RECORDED DATA START
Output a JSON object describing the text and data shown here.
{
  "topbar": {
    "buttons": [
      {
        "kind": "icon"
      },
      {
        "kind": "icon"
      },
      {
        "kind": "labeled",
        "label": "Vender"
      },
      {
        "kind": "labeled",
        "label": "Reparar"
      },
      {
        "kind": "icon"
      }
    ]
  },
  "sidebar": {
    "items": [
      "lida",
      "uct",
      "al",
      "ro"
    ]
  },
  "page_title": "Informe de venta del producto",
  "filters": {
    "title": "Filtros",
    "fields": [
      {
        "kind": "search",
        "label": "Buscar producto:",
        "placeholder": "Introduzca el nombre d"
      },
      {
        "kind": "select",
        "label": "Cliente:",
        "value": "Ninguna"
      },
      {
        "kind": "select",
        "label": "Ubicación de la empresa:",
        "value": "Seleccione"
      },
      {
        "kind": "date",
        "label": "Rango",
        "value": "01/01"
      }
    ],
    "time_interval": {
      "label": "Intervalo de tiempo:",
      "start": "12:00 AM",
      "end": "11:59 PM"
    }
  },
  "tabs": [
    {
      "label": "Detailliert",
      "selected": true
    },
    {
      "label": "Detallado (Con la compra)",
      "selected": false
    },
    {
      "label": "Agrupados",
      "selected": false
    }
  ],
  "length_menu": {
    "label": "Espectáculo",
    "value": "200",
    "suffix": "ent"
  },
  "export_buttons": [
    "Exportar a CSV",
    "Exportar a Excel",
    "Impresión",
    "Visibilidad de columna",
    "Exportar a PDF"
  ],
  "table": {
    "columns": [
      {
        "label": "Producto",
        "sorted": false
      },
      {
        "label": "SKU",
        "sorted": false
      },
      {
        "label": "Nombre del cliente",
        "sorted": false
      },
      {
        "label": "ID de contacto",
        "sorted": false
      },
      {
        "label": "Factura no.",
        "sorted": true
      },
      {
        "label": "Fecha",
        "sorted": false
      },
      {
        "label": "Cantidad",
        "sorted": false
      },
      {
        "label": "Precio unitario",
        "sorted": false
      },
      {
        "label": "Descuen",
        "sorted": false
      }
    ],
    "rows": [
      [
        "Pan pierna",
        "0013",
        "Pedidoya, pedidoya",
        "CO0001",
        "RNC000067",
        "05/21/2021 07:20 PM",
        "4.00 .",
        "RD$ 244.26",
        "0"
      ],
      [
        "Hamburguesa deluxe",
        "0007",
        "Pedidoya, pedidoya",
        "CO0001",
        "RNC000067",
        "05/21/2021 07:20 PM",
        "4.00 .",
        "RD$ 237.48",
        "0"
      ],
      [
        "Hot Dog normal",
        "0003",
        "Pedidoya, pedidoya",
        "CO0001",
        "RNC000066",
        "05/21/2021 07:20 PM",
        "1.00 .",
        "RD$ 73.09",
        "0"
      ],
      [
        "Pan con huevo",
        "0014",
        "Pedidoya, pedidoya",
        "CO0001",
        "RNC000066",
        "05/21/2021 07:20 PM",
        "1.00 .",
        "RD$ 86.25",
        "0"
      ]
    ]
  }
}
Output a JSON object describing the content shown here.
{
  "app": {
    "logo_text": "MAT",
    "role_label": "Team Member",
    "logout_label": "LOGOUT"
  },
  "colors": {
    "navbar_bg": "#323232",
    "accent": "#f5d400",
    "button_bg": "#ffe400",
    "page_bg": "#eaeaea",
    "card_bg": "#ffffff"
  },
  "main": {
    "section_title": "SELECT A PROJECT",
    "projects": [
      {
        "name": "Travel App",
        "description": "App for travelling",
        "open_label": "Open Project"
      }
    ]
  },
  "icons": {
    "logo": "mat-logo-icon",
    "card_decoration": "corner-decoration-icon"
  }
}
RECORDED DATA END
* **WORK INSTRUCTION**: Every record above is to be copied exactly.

* **ANSWER SECTION**:
Output a JSON object describing the text and data shown here.
{
  "topbar": {
    "buttons": [
      {
        "kind": "icon"
      },
      {
        "kind": "icon"
      },
      {
        "kind": "labeled",
        "label": "Vender"
      },
      {
        "kind": "labeled",
        "label": "Reparar"
      },
      {
        "kind": "icon"
      }
    ]
  },
  "sidebar": {
    "items": [
      "lida",
      "uct",
      "al",
      "ro"
    ]
  },
  "page_title": "Informe de venta del producto",
  "filters": {
    "title": "Filtros",
    "fields": [
      {
        "kind": "search",
        "label": "Buscar producto:",
        "placeholder": "Introduzca el nombre d"
      },
      {
        "kind": "select",
        "label": "Cliente:",
        "value": "Ninguna"
      },
      {
        "kind": "select",
        "label": "Ubicación de la empresa:",
        "value": "Seleccione"
      },
      {
        "kind": "date",
        "label": "Rango",
        "value": "01/01"
      }
    ],
    "time_interval": {
      "label": "Intervalo de tiempo:",
      "start": "12:00 AM",
      "end": "11:59 PM"
    }
  },
  "tabs": [
    {
      "label": "Detailliert",
      "selected": true
    },
    {
      "label": "Detallado (Con la compra)",
      "selected": false
    },
    {
      "label": "Agrupados",
      "selected": false
    }
  ],
  "length_menu": {
    "label": "Espectáculo",
    "value": "200",
    "suffix": "ent"
  },
  "export_buttons": [
    "Exportar a CSV",
    "Exportar a Excel",
    "Impresión",
    "Visibilidad de columna",
    "Exportar a PDF"
  ],
  "table": {
    "columns": [
      {
        "label": "Producto",
        "sorted": false
      },
      {
        "label": "SKU",
        "sorted": false
      },
      {
        "label": "Nombre del cliente",
        "sorted": false
      },
      {
        "label": "ID de contacto",
        "sorted": false
      },
      {
        "label": "Factura no.",
        "sorted": true
      },
      {
        "label": "Fecha",
        "sorted": false
      },
      {
        "label": "Cantidad",
        "sorted": false
      },
      {
        "label": "Precio unitario",
        "sorted": false
      },
      {
        "label": "Descuen",
        "sorted": false
      }
    ],
    "rows": [
      [
        "Pan pierna",
        "0013",
        "Pedidoya, pedidoya",
        "CO0001",
        "RNC000067",
        "05/21/2021 07:20 PM",
        "4.00 .",
        "RD$ 244.26",
        "0"
      ],
      [
        "Hamburguesa deluxe",
        "0007",
        "Pedidoya, pedidoya",
        "CO0001",
        "RNC000067",
        "05/21/2021 07:20 PM",
        "4.00 .",
        "RD$ 237.48",
        "0"
      ],
      [
        "Hot Dog normal",
        "0003",
        "Pedidoya, pedidoya",
        "CO0001",
        "RNC000066",
        "05/21/2021 07:20 PM",
        "1.00 .",
        "RD$ 73.09",
        "0"
      ],
      [
        "Pan con huevo",
        "0014",
        "Pedidoya, pedidoya",
        "CO0001",
        "RNC000066",
        "05/21/2021 07:20 PM",
        "1.00 .",
        "RD$ 86.25",
        "0"
      ]
    ]
  }
}
Output a JSON object describing the content shown here.
{
  "app": {
    "logo_text": "MAT",
    "role_label": "Team Member",
    "logout_label": "LOGOUT"
  },
  "colors": {
    "navbar_bg": "#323232",
    "accent": "#f5d400",
    "button_bg": "#ffe400",
    "page_bg": "#eaeaea",
    "card_bg": "#ffffff"
  },
  "main": {
    "section_title": "SELECT A PROJECT",
    "projects": [
      {
        "name": "Travel App",
        "description": "App for travelling",
        "open_label": "Open Project"
      }
    ]
  },
  "icons": {
    "logo": "mat-logo-icon",
    "card_decoration": "corner-decoration-icon"
  }
}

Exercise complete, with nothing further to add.